(Exercise brief) Nothing may be dropped. Retype the whole listing exactly.

+++

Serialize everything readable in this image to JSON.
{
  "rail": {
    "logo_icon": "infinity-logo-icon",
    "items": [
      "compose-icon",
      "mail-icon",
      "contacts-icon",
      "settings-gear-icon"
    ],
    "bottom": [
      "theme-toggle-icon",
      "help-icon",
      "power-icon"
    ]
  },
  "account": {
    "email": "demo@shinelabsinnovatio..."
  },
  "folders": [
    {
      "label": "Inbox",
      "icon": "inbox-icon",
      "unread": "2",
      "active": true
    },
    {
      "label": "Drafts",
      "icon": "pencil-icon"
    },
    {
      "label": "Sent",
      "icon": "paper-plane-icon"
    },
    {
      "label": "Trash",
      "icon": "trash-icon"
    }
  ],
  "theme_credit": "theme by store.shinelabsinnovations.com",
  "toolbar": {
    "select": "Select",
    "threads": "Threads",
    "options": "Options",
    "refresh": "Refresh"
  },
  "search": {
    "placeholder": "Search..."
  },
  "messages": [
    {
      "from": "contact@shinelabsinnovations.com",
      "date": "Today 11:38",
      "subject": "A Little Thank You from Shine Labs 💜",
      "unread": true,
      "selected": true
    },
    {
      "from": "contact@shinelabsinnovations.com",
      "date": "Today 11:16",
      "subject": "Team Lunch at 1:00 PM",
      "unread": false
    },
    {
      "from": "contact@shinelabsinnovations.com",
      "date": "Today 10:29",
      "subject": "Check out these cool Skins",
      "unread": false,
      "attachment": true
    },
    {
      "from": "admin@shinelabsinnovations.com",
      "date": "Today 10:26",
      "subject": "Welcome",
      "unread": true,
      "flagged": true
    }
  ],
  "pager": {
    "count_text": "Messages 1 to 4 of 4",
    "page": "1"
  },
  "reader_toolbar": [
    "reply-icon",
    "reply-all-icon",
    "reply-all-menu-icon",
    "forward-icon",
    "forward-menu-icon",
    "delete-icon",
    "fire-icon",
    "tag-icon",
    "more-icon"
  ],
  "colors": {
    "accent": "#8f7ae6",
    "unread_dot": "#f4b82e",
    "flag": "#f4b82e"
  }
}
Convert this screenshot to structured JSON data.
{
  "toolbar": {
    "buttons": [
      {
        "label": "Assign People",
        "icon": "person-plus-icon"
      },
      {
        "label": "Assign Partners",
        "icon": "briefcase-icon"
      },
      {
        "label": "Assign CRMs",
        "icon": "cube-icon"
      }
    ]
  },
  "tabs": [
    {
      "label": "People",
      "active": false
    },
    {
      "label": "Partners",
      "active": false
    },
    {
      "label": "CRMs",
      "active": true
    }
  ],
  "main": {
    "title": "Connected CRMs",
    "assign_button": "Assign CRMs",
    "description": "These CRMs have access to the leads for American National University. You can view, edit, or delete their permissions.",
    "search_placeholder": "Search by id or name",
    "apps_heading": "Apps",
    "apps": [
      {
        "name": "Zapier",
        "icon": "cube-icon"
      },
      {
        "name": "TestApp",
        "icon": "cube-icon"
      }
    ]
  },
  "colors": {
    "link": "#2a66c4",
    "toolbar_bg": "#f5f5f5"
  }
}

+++

(Exercise result)
Serialize everything readable in this image to JSON.
{
  "rail": {
    "logo_icon": "infinity-logo-icon",
    "items": [
      "compose-icon",
      "mail-icon",
      "contacts-icon",
      "settings-gear-icon"
    ],
    "bottom": [
      "theme-toggle-icon",
      "help-icon",
      "power-icon"
    ]
  },
  "account": {
    "email": "demo@shinelabsinnovatio..."
  },
  "folders": [
    {
      "label": "Inbox",
      "icon": "inbox-icon",
      "unread": "2",
      "active": true
    },
    {
      "label": "Drafts",
      "icon": "pencil-icon"
    },
    {
      "label": "Sent",
      "icon": "paper-plane-icon"
    },
    {
      "label": "Trash",
      "icon": "trash-icon"
    }
  ],
  "theme_credit": "theme by store.shinelabsinnovations.com",
  "toolbar": {
    "select": "Select",
    "threads": "Threads",
    "options": "Options",
    "refresh": "Refresh"
  },
  "search": {
    "placeholder": "Search..."
  },
  "messages": [
    {
      "from": "contact@shinelabsinnovations.com",
      "date": "Today 11:38",
      "subject": "A Little Thank You from Shine Labs 💜",
      "unread": true,
      "selected": true
    },
    {
      "from": "contact@shinelabsinnovations.com",
      "date": "Today 11:16",
      "subject": "Team Lunch at 1:00 PM",
      "unread": false
    },
    {
      "from": "contact@shinelabsinnovations.com",
      "date": "Today 10:29",
      "subject": "Check out these cool Skins",
      "unread": false,
      "attachment": true
    },
    {
      "from": "admin@shinelabsinnovations.com",
      "date": "Today 10:26",
      "subject": "Welcome",
      "unread": true,
      "flagged": true
    }
  ],
  "pager": {
    "count_text": "Messages 1 to 4 of 4",
    "page": "1"
  },
  "reader_toolbar": [
    "reply-icon",
    "reply-all-icon",
    "reply-all-menu-icon",
    "forward-icon",
    "forward-menu-icon",
    "delete-icon",
    "fire-icon",
    "tag-icon",
    "more-icon"
  ],
  "colors": {
    "accent": "#8f7ae6",
    "unread_dot": "#f4b82e",
    "flag": "#f4b82e"
  }
}
Convert this screenshot to structured JSON data.
{
  "toolbar": {
    "buttons": [
      {
        "label": "Assign People",
        "icon": "person-plus-icon"
      },
      {
        "label": "Assign Partners",
        "icon": "briefcase-icon"
      },
      {
        "label": "Assign CRMs",
        "icon": "cube-icon"
      }
    ]
  },
  "tabs": [
    {
      "label": "People",
      "active": false
    },
    {
      "label": "Partners",
      "active": false
    },
    {
      "label": "CRMs",
      "active": true
    }
  ],
  "main": {
    "title": "Connected CRMs",
    "assign_button": "Assign CRMs",
    "description": "These CRMs have access to the leads for American National University. You can view, edit, or delete their permissions.",
    "search_placeholder": "Search by id or name",
    "apps_heading": "Apps",
    "apps": [
      {
        "name": "Zapier",
        "icon": "cube-icon"
      },
      {
        "name": "TestApp",
        "icon": "cube-icon"
      }
    ]
  },
  "colors": {
    "link": "#2a66c4",
    "toolbar_bg": "#f5f5f5"
  }
}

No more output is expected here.